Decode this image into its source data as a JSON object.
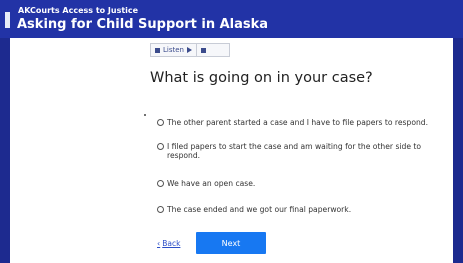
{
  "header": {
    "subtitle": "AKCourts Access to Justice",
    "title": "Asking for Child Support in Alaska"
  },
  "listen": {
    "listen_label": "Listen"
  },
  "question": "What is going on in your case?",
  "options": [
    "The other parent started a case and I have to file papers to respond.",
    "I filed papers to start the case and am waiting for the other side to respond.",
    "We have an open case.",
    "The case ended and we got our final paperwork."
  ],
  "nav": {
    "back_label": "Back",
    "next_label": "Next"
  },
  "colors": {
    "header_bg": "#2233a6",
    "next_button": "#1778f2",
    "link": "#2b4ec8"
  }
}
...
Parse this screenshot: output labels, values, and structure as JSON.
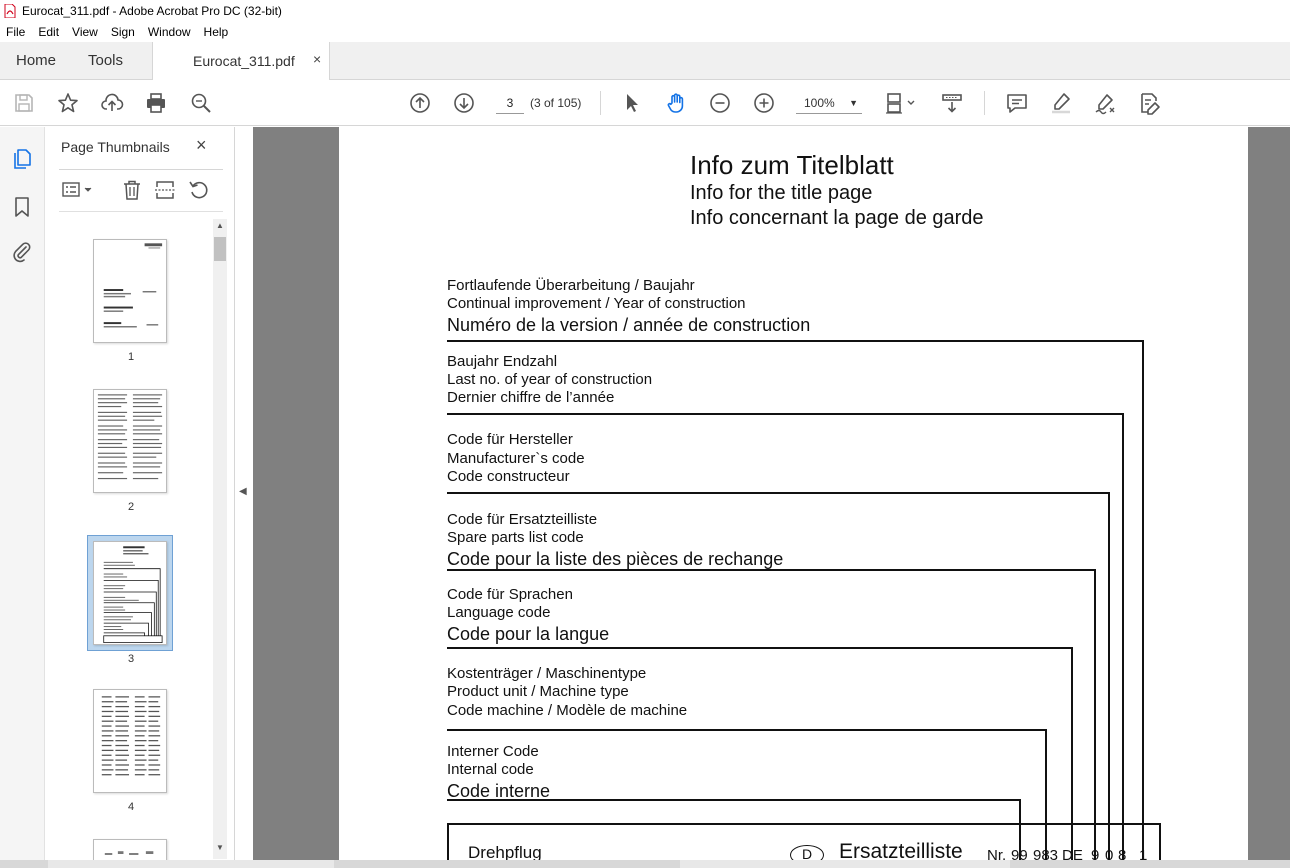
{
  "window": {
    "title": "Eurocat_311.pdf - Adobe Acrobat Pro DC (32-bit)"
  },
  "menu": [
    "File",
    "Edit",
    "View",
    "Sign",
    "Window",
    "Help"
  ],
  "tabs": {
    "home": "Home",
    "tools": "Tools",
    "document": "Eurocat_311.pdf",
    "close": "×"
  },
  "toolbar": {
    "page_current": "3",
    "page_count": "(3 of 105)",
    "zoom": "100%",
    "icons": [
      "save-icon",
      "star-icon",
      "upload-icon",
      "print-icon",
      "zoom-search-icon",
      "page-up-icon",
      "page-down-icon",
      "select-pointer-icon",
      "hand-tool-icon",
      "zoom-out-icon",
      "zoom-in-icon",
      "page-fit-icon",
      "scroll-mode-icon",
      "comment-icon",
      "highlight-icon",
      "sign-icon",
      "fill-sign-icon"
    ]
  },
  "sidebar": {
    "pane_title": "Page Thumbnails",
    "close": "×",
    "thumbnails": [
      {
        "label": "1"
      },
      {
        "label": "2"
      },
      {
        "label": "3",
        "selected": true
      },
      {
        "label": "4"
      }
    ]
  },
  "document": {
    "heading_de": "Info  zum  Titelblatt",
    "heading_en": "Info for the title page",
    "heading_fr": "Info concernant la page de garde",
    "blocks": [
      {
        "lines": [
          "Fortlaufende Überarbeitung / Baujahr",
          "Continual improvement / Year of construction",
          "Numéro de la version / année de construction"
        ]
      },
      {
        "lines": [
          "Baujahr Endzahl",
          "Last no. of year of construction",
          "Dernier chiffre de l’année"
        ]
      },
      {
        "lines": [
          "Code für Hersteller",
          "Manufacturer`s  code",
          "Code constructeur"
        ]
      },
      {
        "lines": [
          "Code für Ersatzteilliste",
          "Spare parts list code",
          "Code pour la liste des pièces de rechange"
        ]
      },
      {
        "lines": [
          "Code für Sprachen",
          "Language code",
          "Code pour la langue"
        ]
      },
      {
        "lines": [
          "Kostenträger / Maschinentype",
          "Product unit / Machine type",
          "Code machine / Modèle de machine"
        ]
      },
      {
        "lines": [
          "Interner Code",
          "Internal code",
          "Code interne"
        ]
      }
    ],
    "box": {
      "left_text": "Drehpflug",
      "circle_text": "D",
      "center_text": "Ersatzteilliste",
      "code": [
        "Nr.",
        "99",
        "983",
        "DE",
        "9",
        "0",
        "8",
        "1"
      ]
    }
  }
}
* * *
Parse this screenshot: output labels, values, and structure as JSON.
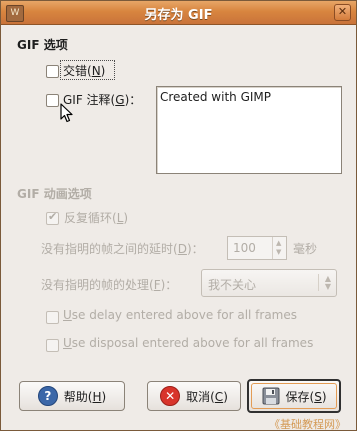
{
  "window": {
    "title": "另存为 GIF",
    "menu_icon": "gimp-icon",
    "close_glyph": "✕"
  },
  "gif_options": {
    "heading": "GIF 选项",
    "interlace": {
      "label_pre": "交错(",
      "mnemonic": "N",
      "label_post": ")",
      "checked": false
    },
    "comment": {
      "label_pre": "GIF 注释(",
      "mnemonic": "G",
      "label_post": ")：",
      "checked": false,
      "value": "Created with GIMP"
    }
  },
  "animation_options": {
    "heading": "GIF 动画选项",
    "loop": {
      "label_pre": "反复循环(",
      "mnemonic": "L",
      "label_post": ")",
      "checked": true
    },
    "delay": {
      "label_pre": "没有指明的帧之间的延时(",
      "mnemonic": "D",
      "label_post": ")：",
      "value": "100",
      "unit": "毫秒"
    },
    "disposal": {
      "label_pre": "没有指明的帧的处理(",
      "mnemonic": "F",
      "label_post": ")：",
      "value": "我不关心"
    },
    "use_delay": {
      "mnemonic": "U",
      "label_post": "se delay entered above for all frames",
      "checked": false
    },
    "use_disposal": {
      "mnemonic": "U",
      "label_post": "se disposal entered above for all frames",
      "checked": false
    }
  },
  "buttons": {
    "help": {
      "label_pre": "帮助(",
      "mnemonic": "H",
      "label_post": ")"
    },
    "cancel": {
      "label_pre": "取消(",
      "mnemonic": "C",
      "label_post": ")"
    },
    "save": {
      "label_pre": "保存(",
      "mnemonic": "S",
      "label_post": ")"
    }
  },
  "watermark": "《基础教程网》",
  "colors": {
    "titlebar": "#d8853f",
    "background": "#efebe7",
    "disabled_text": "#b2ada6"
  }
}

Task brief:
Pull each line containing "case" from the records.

Task response:
  "question": "What is going on in your case?",
    "The other parent started a case and I have to file papers to respond.",
    "I filed papers to start the case and am waiting for the other side to respond.",
    "We have an open case.",
    "The case ended and we got our final paperwork."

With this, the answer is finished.